“Right after the Olympics, I was like, ‘We’re going to get pregnant; it’s gonna be all good,’” she said. “I thought, my body has always performed, and it wasn’t going to be an issue. Fast forward to I find out we have to do IVF. We do the first egg retrieval, and it doesn’t go as well as I had hoped — which anybody that’s done this process knows, you can’t control any aspect of it. And so having to do a second round of egg retrieval, …it pushed everything back.”

What’s more, it brought Humphries’ training to a standstill at times, when she would have to limit all physical activity during the three-week period surrounding the egg-retrieval process.

“It impacted my training coming into this year a lot,” she says, “but I also think it definitely reset my hormones, which turns out I needed. I don’t think was a bad thing. I knew coming into this year, I wasn’t going to be in the same shape as I have been in the past, and I had to make peace with that. I know that each and every race I’m racing myself into shape, and each race is a preparation for January’s World Championships.”

Humphries also chose to share her IVF journey publicly, and she’s documented every step of the way, believing that her story makes it less scary not just for her but also for other women and female athletes who might be facing the same thing.

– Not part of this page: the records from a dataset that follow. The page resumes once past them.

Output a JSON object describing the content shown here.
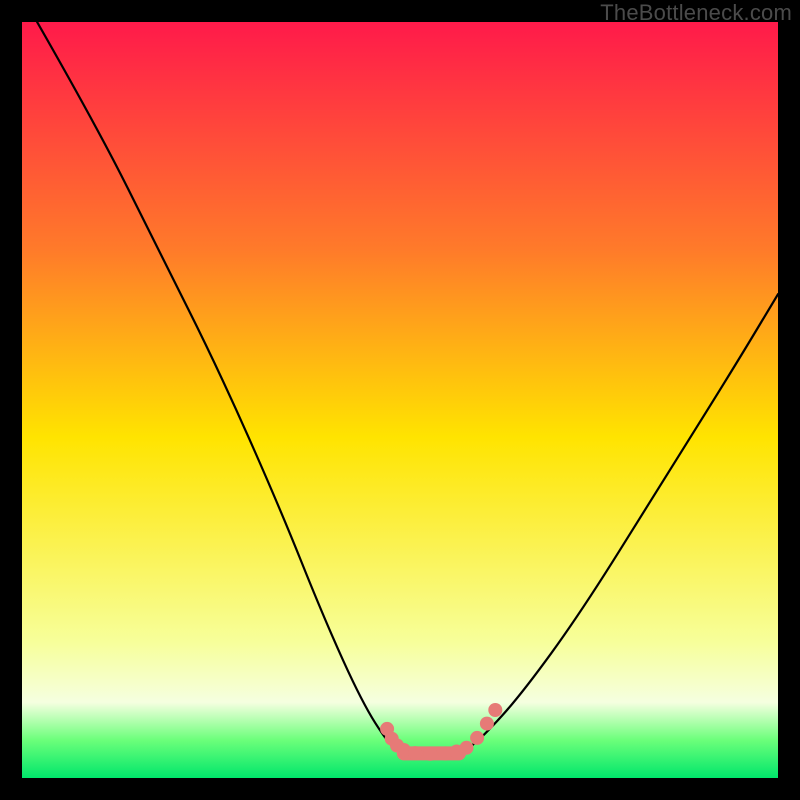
{
  "watermark": "TheBottleneck.com",
  "colors": {
    "frame": "#000000",
    "gradient_top": "#ff1a4a",
    "gradient_upper": "#ff7a2a",
    "gradient_mid": "#ffe400",
    "gradient_lower": "#f7ff9a",
    "gradient_base_band": "#f5ffe0",
    "gradient_green_top": "#6bff7a",
    "gradient_green_bottom": "#00e66b",
    "curve": "#000000",
    "marker": "#e67a77"
  },
  "chart_data": {
    "type": "line",
    "title": "",
    "xlabel": "",
    "ylabel": "",
    "xlim": [
      0,
      100
    ],
    "ylim": [
      0,
      100
    ],
    "grid": false,
    "legend": false,
    "note": "Stylized bottleneck V-curve on a vertical rainbow gradient background. Axes are unlabeled; values are estimated from pixel geometry. y=100 top of plot, y=0 bottom.",
    "series": [
      {
        "name": "left-arm",
        "x": [
          2,
          10,
          18,
          26,
          34,
          40,
          45,
          48.5,
          50
        ],
        "y": [
          100,
          86,
          70,
          54,
          36,
          21,
          10,
          4.5,
          3.5
        ]
      },
      {
        "name": "valley-floor",
        "x": [
          50,
          51,
          53,
          55,
          57,
          58.5
        ],
        "y": [
          3.5,
          3.3,
          3.2,
          3.2,
          3.3,
          3.5
        ]
      },
      {
        "name": "right-arm",
        "x": [
          58.5,
          61,
          66,
          74,
          84,
          94,
          100
        ],
        "y": [
          3.5,
          5.5,
          11,
          22,
          38,
          54,
          64
        ]
      }
    ],
    "markers": {
      "name": "valley-beads",
      "shape": "rounded",
      "approx_radius_px": 7,
      "points": [
        {
          "x": 48.3,
          "y": 6.5
        },
        {
          "x": 48.9,
          "y": 5.2
        },
        {
          "x": 49.6,
          "y": 4.3
        },
        {
          "x": 50.5,
          "y": 3.7
        },
        {
          "x": 52.0,
          "y": 3.3
        },
        {
          "x": 54.0,
          "y": 3.2
        },
        {
          "x": 56.0,
          "y": 3.25
        },
        {
          "x": 57.5,
          "y": 3.5
        },
        {
          "x": 58.8,
          "y": 4.0
        },
        {
          "x": 60.2,
          "y": 5.3
        },
        {
          "x": 61.5,
          "y": 7.2
        },
        {
          "x": 62.6,
          "y": 9.0
        }
      ],
      "floor_pill": {
        "x0": 50.5,
        "x1": 57.8,
        "y": 3.25
      }
    }
  }
}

MORE IBSF WORLD CUP: Kelly Curtis notches career-best finish with top five at Park City skeleton World Cup

“My husband and I weren’t sure that we wanted to share it at first,” she admits. “But I felt it was important just to showcase this. I have nothing to hide. And as much as there are parts of me certain days when I think, ‘What’s wrong with me?’ At the end of the day, I know I’m not alone in this.

“It’s important, I do have a voice, and I want other people to know, as an Olympic gold medalist, if it can happen to me, it can happen to anybody. Infertility exists in the female body, and it’s important that I talk about it in my journey and hopefully that’s inspired other people.”

She says she’s received an outpouring of support, which has been particularly gratifying as she continues to put a painful breakup with Team Canada in the rearview mirror. Humphries, who was born in Calgary, competed for Canada for 16 years, winning three Olympic medals including a bronze in Pyeongchang in 2018. But the relationship came to an abrupt end later just five months after the 2018 Games, after Humphries alleged emotional and mental harassment by a former coach.

Winning a gold medal in Beijing just two months after her U.S. citizenship was finalized proved to be turning point for Humphries, who commemorated the milestone with two new tattoos. She first added the date of her win – Feb. 14, 2022 – to the back of her left hand and a larger rose and skull illustration to the back of her right knee and calf, all of which commemorate her triumph over that darker period.

“The skull represents a rebirth and a growth, overcoming challenges and/or obstacles and turning something negative into something positive,” explains Humphries, who says she chose the rose because it’s the national flower of the U.S. as well as a symbol of love won or lost. She notes that she has “an actual Olympic one” planned for August 2024, which is when her favorite tattoo artist is next available.

Humphries has also found the silver lining in her IVF journey, as the competition season has been a welcome break from some of the self-imposed pressure.

“By pushing pause for four or five months and competing, it allowed me mentally to know that we can go into all of next summer and all winter focusing on just doing the actual embryo transfers and having a good pregnancy,” she says. “I don’t feel stressed to try and get pregnant right away. I felt like I was becoming competitive with myself, wondering why isn’t this working? Why can’t I do this? I tried to control too many things, and I started to get really frustrated. Mentally, it was hard. So, by pushing pause, going back to what I know — which is the sport, which is what I love – it’s allowed me to control a little bit of my future.”

Humphries’ season continues Saturday as the IBSF World Cup from Park City concludes with the two-woman bobsleigh.